It’s like “Funny People” except not funny…
“Don’t Think Twice” follows members of a New York City improv group that struggle to cope with their own lives after one of them gets a big break. Mike Birbiglia writes, directs and also stars alongside Keegan-Michael Key, Gillian Jacobs, Kate Micucci, Tami Sagher and Chris Gethard.
A film like this hurts to critique. Because it means well and has a lot going for it, but in the end is hollow. Dramedies like “Funny People” work because they find the sweet spot between comedy and drama, and even average films like Chris Rock’s “Top Five” have admirable efforts about them when trying to convey the struggles even entertainers face. However what “Don’t Think Twice” doesn’t have is any true laughs or genuine moments of emotional heft to make things work.

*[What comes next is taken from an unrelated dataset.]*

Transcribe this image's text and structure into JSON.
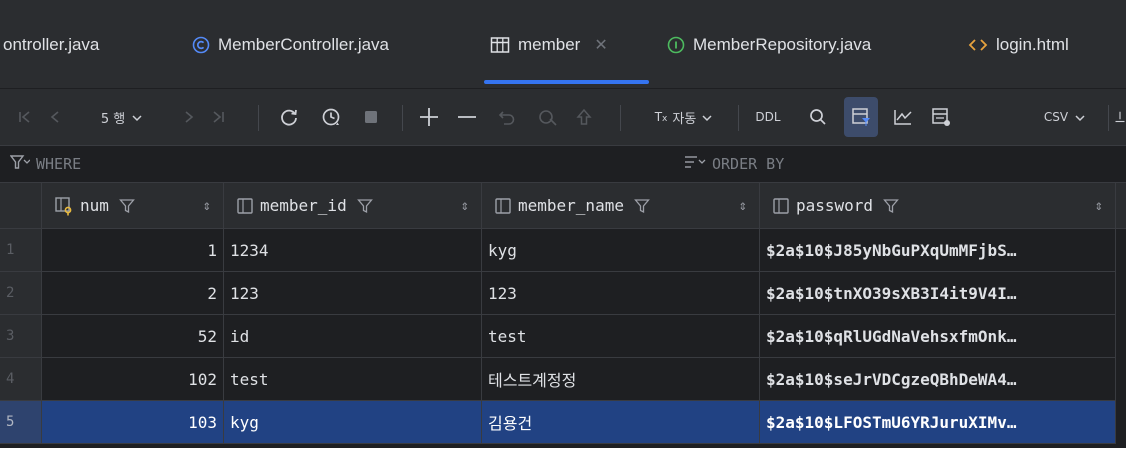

I didn’t go into this expecting to laugh very hard or very often; I was fully aware the type of film I was walking into. However outside a pity chuckle here or there I sat with a stoic expression on my face for the entire runtime. And in a movie about improv comedians that features half of Key and Peele and a member of the “Community” study group, you should expect to at least get a hefty amount of grins.
But what is even worse is the film doesn’t have many compelling dramatic moments. It tries to tell a tale we all know, that minor league entertainers struggle and want nothing more than to make it to the big leagues, whether it be Hollywood or this film’s version of Saturday Night Live. It feels devoid of any real weight and yet somehow is overflowing with attempts at it. One character’s father is placed in the hospital within the first 15 minutes and while it is a topic of conversation throughout the film, it has little actual effect on the plot expect to act as a ploy on our emotions. Everything is relatively predictable or anticlimactic, tied together by a quick epilogue at the end of the film.
There are some bright spots, like Keegan-Michael Key, who is impossible not to like no matter what he does. He has some scenes of genuine range which was refreshing to see, as all too often he just plays the screaming, over-the-top cartoon character. All the actors do solid work, it is just a shame Birbiglia, as a writer and director, doesn’t challenge them to do anything new or surprising.
Some may find the film’s honesty admirable and enough to coast on, and I do appreciate that it doesn’t try and sugarcoat the struggles that performers have when they are in a basement and not a soundstage. But the film never finds its footing and eventually the lack of laughs or any actual conflict become awkward, like an improv skit that just isn’t working but the actors continue to try and sell it.
There is a point in the film where the group is watching Key’s first episode of his new show and one of them goes, “it’s skillful, just not funny” and that is a perfect summarization of “Don’t Think Twice:” a film that means well and has the pieces to be great but just isn’t entertaining, as a drama or comedy.
Critics Rating: 4/10